- **About this exercise**: The full listing should be set down again precisely.

# # # # # # #

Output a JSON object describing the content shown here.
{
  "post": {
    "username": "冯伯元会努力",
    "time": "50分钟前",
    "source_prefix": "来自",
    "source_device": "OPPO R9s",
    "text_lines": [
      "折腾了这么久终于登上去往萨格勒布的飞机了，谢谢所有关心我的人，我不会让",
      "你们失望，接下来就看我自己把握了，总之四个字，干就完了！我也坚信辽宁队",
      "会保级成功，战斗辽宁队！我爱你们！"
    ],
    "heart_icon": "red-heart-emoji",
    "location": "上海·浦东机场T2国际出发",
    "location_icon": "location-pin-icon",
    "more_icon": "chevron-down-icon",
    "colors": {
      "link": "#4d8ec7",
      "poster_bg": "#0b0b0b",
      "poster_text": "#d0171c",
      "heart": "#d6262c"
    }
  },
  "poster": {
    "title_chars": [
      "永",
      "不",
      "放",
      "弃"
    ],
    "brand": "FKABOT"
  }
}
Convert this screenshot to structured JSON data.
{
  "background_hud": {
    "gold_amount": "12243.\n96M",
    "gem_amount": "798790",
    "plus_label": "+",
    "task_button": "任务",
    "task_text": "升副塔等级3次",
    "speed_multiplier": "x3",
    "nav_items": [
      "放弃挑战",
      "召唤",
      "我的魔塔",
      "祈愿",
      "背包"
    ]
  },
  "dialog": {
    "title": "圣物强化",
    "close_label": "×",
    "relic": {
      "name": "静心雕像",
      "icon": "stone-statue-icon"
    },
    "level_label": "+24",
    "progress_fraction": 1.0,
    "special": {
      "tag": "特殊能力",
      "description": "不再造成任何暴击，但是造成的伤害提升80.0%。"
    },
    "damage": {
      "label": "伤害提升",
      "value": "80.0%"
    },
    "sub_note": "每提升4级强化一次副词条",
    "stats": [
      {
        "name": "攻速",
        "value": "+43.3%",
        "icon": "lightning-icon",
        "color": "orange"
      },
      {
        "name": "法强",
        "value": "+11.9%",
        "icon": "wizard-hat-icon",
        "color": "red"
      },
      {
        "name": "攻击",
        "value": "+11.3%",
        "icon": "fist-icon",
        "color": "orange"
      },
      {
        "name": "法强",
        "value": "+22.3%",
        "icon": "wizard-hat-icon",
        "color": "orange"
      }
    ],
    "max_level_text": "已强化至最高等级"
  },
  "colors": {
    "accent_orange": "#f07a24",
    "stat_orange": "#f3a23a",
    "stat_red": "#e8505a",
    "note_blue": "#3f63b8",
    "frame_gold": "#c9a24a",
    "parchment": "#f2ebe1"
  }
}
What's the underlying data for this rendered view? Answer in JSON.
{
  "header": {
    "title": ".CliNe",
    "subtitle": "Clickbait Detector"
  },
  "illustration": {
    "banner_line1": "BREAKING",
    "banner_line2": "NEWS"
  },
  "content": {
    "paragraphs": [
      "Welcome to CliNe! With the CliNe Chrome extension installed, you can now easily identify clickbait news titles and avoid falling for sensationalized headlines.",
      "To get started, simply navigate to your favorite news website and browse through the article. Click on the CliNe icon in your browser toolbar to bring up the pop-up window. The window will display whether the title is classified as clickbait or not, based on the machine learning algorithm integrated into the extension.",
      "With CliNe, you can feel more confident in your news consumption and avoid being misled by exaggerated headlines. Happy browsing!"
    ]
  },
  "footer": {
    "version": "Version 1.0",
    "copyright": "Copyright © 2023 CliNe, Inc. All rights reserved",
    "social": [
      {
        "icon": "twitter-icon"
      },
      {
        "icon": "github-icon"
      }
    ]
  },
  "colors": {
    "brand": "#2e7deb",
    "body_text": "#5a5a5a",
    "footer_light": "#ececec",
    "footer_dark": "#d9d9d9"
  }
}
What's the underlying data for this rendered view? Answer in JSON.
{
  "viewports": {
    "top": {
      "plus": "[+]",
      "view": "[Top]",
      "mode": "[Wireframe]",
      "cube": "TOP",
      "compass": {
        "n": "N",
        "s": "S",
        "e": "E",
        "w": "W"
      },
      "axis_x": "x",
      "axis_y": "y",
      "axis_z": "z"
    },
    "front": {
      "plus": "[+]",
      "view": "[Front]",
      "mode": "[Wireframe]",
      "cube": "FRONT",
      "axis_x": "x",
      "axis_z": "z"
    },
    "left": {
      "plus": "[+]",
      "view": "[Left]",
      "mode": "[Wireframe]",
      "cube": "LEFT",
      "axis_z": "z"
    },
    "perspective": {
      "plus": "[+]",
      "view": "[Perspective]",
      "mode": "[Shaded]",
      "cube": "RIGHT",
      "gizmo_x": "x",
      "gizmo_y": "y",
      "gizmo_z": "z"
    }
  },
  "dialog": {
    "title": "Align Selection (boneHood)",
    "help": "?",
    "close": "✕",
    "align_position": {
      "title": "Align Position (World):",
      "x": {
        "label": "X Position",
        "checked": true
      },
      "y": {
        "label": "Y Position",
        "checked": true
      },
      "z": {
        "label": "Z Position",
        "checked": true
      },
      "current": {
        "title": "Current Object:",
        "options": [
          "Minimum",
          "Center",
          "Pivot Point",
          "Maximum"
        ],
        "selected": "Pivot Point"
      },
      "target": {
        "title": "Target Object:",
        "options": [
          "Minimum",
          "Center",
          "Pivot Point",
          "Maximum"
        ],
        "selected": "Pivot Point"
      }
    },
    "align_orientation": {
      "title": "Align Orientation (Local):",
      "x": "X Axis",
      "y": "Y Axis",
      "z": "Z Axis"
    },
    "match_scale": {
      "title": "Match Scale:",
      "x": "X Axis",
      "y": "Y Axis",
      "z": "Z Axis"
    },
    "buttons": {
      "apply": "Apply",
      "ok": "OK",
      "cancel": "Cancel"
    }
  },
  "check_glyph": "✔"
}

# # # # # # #

- **Exercise response**:
Output a JSON object describing the content shown here.
{
  "post": {
    "username": "冯伯元会努力",
    "time": "50分钟前",
    "source_prefix": "来自",
    "source_device": "OPPO R9s",
    "text_lines": [
      "折腾了这么久终于登上去往萨格勒布的飞机了，谢谢所有关心我的人，我不会让",
      "你们失望，接下来就看我自己把握了，总之四个字，干就完了！我也坚信辽宁队",
      "会保级成功，战斗辽宁队！我爱你们！"
    ],
    "heart_icon": "red-heart-emoji",
    "location": "上海·浦东机场T2国际出发",
    "location_icon": "location-pin-icon",
    "more_icon": "chevron-down-icon",
    "colors": {
      "link": "#4d8ec7",
      "poster_bg": "#0b0b0b",
      "poster_text": "#d0171c",
      "heart": "#d6262c"
    }
  },
  "poster": {
    "title_chars": [
      "永",
      "不",
      "放",
      "弃"
    ],
    "brand": "FKABOT"
  }
}
Convert this screenshot to structured JSON data.
{
  "background_hud": {
    "gold_amount": "12243.\n96M",
    "gem_amount": "798790",
    "plus_label": "+",
    "task_button": "任务",
    "task_text": "升副塔等级3次",
    "speed_multiplier": "x3",
    "nav_items": [
      "放弃挑战",
      "召唤",
      "我的魔塔",
      "祈愿",
      "背包"
    ]
  },
  "dialog": {
    "title": "圣物强化",
    "close_label": "×",
    "relic": {
      "name": "静心雕像",
      "icon": "stone-statue-icon"
    },
    "level_label": "+24",
    "progress_fraction": 1.0,
    "special": {
      "tag": "特殊能力",
      "description": "不再造成任何暴击，但是造成的伤害提升80.0%。"
    },
    "damage": {
      "label": "伤害提升",
      "value": "80.0%"
    },
    "sub_note": "每提升4级强化一次副词条",
    "stats": [
      {
        "name": "攻速",
        "value": "+43.3%",
        "icon": "lightning-icon",
        "color": "orange"
      },
      {
        "name": "法强",
        "value": "+11.9%",
        "icon": "wizard-hat-icon",
        "color": "red"
      },
      {
        "name": "攻击",
        "value": "+11.3%",
        "icon": "fist-icon",
        "color": "orange"
      },
      {
        "name": "法强",
        "value": "+22.3%",
        "icon": "wizard-hat-icon",
        "color": "orange"
      }
    ],
    "max_level_text": "已强化至最高等级"
  },
  "colors": {
    "accent_orange": "#f07a24",
    "stat_orange": "#f3a23a",
    "stat_red": "#e8505a",
    "note_blue": "#3f63b8",
    "frame_gold": "#c9a24a",
    "parchment": "#f2ebe1"
  }
}
What's the underlying data for this rendered view? Answer in JSON.
{
  "header": {
    "title": ".CliNe",
    "subtitle": "Clickbait Detector"
  },
  "illustration": {
    "banner_line1": "BREAKING",
    "banner_line2": "NEWS"
  },
  "content": {
    "paragraphs": [
      "Welcome to CliNe! With the CliNe Chrome extension installed, you can now easily identify clickbait news titles and avoid falling for sensationalized headlines.",
      "To get started, simply navigate to your favorite news website and browse through the article. Click on the CliNe icon in your browser toolbar to bring up the pop-up window. The window will display whether the title is classified as clickbait or not, based on the machine learning algorithm integrated into the extension.",
      "With CliNe, you can feel more confident in your news consumption and avoid being misled by exaggerated headlines. Happy browsing!"
    ]
  },
  "footer": {
    "version": "Version 1.0",
    "copyright": "Copyright © 2023 CliNe, Inc. All rights reserved",
    "social": [
      {
        "icon": "twitter-icon"
      },
      {
        "icon": "github-icon"
      }
    ]
  },
  "colors": {
    "brand": "#2e7deb",
    "body_text": "#5a5a5a",
    "footer_light": "#ececec",
    "footer_dark": "#d9d9d9"
  }
}
What's the underlying data for this rendered view? Answer in JSON.
{
  "viewports": {
    "top": {
      "plus": "[+]",
      "view": "[Top]",
      "mode": "[Wireframe]",
      "cube": "TOP",
      "compass": {
        "n": "N",
        "s": "S",
        "e": "E",
        "w": "W"
      },
      "axis_x": "x",
      "axis_y": "y",
      "axis_z": "z"
    },
    "front": {
      "plus": "[+]",
      "view": "[Front]",
      "mode": "[Wireframe]",
      "cube": "FRONT",
      "axis_x": "x",
      "axis_z": "z"
    },
    "left": {
      "plus": "[+]",
      "view": "[Left]",
      "mode": "[Wireframe]",
      "cube": "LEFT",
      "axis_z": "z"
    },
    "perspective": {
      "plus": "[+]",
      "view": "[Perspective]",
      "mode": "[Shaded]",
      "cube": "RIGHT",
      "gizmo_x": "x",
      "gizmo_y": "y",
      "gizmo_z": "z"
    }
  },
  "dialog": {
    "title": "Align Selection (boneHood)",
    "help": "?",
    "close": "✕",
    "align_position": {
      "title": "Align Position (World):",
      "x": {
        "label": "X Position",
        "checked": true
      },
      "y": {
        "label": "Y Position",
        "checked": true
      },
      "z": {
        "label": "Z Position",
        "checked": true
      },
      "current": {
        "title": "Current Object:",
        "options": [
          "Minimum",
          "Center",
          "Pivot Point",
          "Maximum"
        ],
        "selected": "Pivot Point"
      },
      "target": {
        "title": "Target Object:",
        "options": [
          "Minimum",
          "Center",
          "Pivot Point",
          "Maximum"
        ],
        "selected": "Pivot Point"
      }
    },
    "align_orientation": {
      "title": "Align Orientation (Local):",
      "x": "X Axis",
      "y": "Y Axis",
      "z": "Z Axis"
    },
    "match_scale": {
      "title": "Match Scale:",
      "x": "X Axis",
      "y": "Y Axis",
      "z": "Z Axis"
    },
    "buttons": {
      "apply": "Apply",
      "ok": "OK",
      "cancel": "Cancel"
    }
  },
  "check_glyph": "✔"
}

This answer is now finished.